I had a lot of challenges. I write about having been the class clown, because my own challenge was to understand my own identity. My brother was the academic one, so for me, a successful day was how many laughs I got in the classroom.
There was one teacher who helped me recognize my intellectual potential – it was in math, and I ended up getting a degree in math. I was almost failing out at one point in high school because I always had a different way of thinking and the school would say, “You need to answer it in the way we’re looking for or it’s wrong.” I had a teacher say, “As long as you can show me what you’re thinking and how you’re coming about it, I’ll accept it.” It was amazing, and then I made sure every single year that she was my teacher.
Did you always know that you wanted to teach in a Jewish school specifically?
One of the things I chronicle were the changes going on in education in Alberta at the time, and I just saw myself as being a teacher. My first job was at my alma mater at the high school I went to after Talmud Torah, which itself was an amazing opportunity, and I describe what it means to have been this student in the school and come back to teach there.
I had an opportunity to go to Texas, where I had my first exposure to a Jewish school as a professional educator.
I describe a lot of systemic issues that were going on in my first Jewish school, having been there as a teacher and I realize that the only way I could actually change the system from within is not through being a regular teacher because of the hierarchical systemic issues, but by becoming a principal, which would be only through obtaining my Orthodox ordination.
We moved to New York for the sole purpose of getting my ordination. While I was doing that, I had three or four incredible experiences teaching in three different schools, each very different in make-up.
There were things that happened that only solidified the idea that schools are really missing the mark. It’s not about how many we graduate, or whoever has the biggest school wins, or how many students we can pack in so we can afford to pay the salaries. Schools are missing the mark in that it is about educating the individual and moving away from the financial challenges and creating a child-focused educational institution.
What do you hope readers will take away from the book?
I want to empower parents to develop the tools to know what questions to ask, to be able to identify what is the best educational institution for their kids. To be very direct, looking here in Toronto where I’ve come after living in Australia for nine years, I’ve had a chance to speak with a lot of different schools and understand the landscape of what is actually happening.
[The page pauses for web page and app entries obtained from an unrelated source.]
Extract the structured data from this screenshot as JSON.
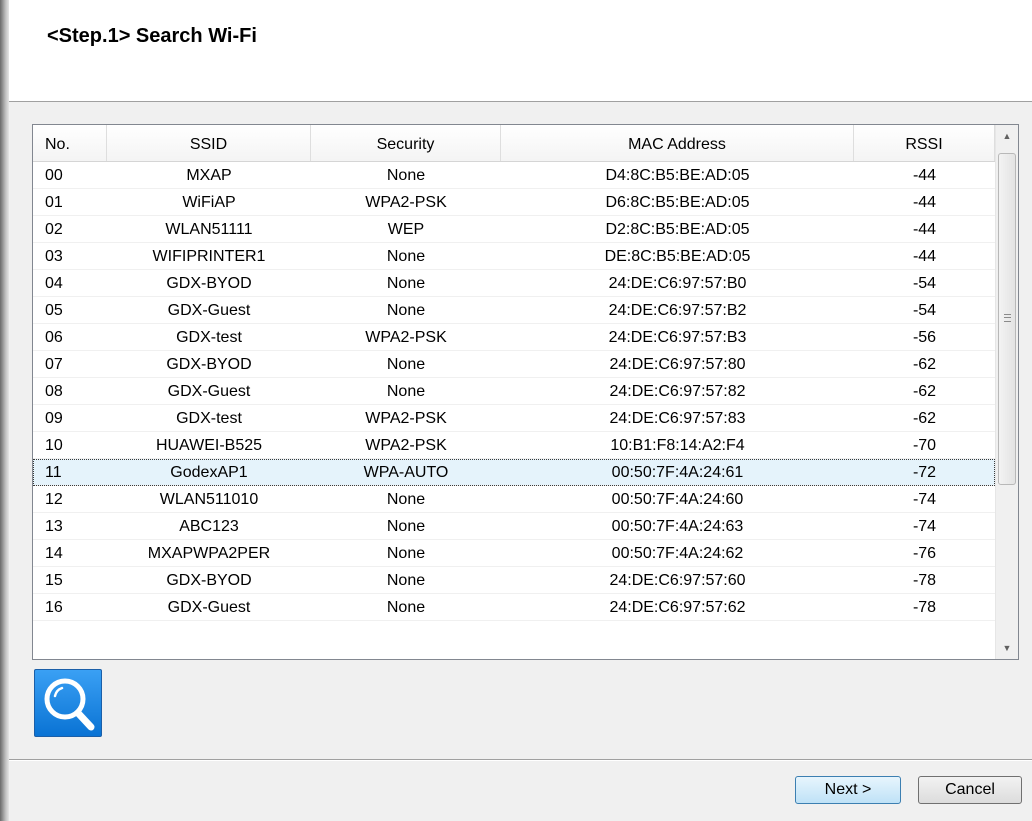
{
  "header": {
    "title": "<Step.1>  Search Wi-Fi"
  },
  "table": {
    "columns": [
      "No.",
      "SSID",
      "Security",
      "MAC Address",
      "RSSI"
    ],
    "rows": [
      {
        "no": "00",
        "ssid": "MXAP",
        "security": "None",
        "mac": "D4:8C:B5:BE:AD:05",
        "rssi": "-44"
      },
      {
        "no": "01",
        "ssid": "WiFiAP",
        "security": "WPA2-PSK",
        "mac": "D6:8C:B5:BE:AD:05",
        "rssi": "-44"
      },
      {
        "no": "02",
        "ssid": "WLAN51111",
        "security": "WEP",
        "mac": "D2:8C:B5:BE:AD:05",
        "rssi": "-44"
      },
      {
        "no": "03",
        "ssid": "WIFIPRINTER1",
        "security": "None",
        "mac": "DE:8C:B5:BE:AD:05",
        "rssi": "-44"
      },
      {
        "no": "04",
        "ssid": "GDX-BYOD",
        "security": "None",
        "mac": "24:DE:C6:97:57:B0",
        "rssi": "-54"
      },
      {
        "no": "05",
        "ssid": "GDX-Guest",
        "security": "None",
        "mac": "24:DE:C6:97:57:B2",
        "rssi": "-54"
      },
      {
        "no": "06",
        "ssid": "GDX-test",
        "security": "WPA2-PSK",
        "mac": "24:DE:C6:97:57:B3",
        "rssi": "-56"
      },
      {
        "no": "07",
        "ssid": "GDX-BYOD",
        "security": "None",
        "mac": "24:DE:C6:97:57:80",
        "rssi": "-62"
      },
      {
        "no": "08",
        "ssid": "GDX-Guest",
        "security": "None",
        "mac": "24:DE:C6:97:57:82",
        "rssi": "-62"
      },
      {
        "no": "09",
        "ssid": "GDX-test",
        "security": "WPA2-PSK",
        "mac": "24:DE:C6:97:57:83",
        "rssi": "-62"
      },
      {
        "no": "10",
        "ssid": "HUAWEI-B525",
        "security": "WPA2-PSK",
        "mac": "10:B1:F8:14:A2:F4",
        "rssi": "-70"
      },
      {
        "no": "11",
        "ssid": "GodexAP1",
        "security": "WPA-AUTO",
        "mac": "00:50:7F:4A:24:61",
        "rssi": "-72"
      },
      {
        "no": "12",
        "ssid": "WLAN511010",
        "security": "None",
        "mac": "00:50:7F:4A:24:60",
        "rssi": "-74"
      },
      {
        "no": "13",
        "ssid": "ABC123",
        "security": "None",
        "mac": "00:50:7F:4A:24:63",
        "rssi": "-74"
      },
      {
        "no": "14",
        "ssid": "MXAPWPA2PER",
        "security": "None",
        "mac": "00:50:7F:4A:24:62",
        "rssi": "-76"
      },
      {
        "no": "15",
        "ssid": "GDX-BYOD",
        "security": "None",
        "mac": "24:DE:C6:97:57:60",
        "rssi": "-78"
      },
      {
        "no": "16",
        "ssid": "GDX-Guest",
        "security": "None",
        "mac": "24:DE:C6:97:57:62",
        "rssi": "-78"
      }
    ],
    "selected_index": 11
  },
  "search_button": {
    "icon": "magnifier-icon"
  },
  "footer": {
    "next_label": "Next >",
    "cancel_label": "Cancel"
  },
  "colors": {
    "selection": "#e5f3fb",
    "search_button": "#0a73d4",
    "next_border": "#3c7fb1"
  }
}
There is a lot of turmoil in a lot of the schools, and there is the affordability issue, but even if we put all of that aside, the questions for the parents to ask is if the school is serving the needs of their child. It’s not just about the academics. There are all those other intangibles to make sure that the child is nurtured, understood and has the ability to recognize their individual talents so the children themselves can grow and have their future set in front of them with those doors of opportunity opened.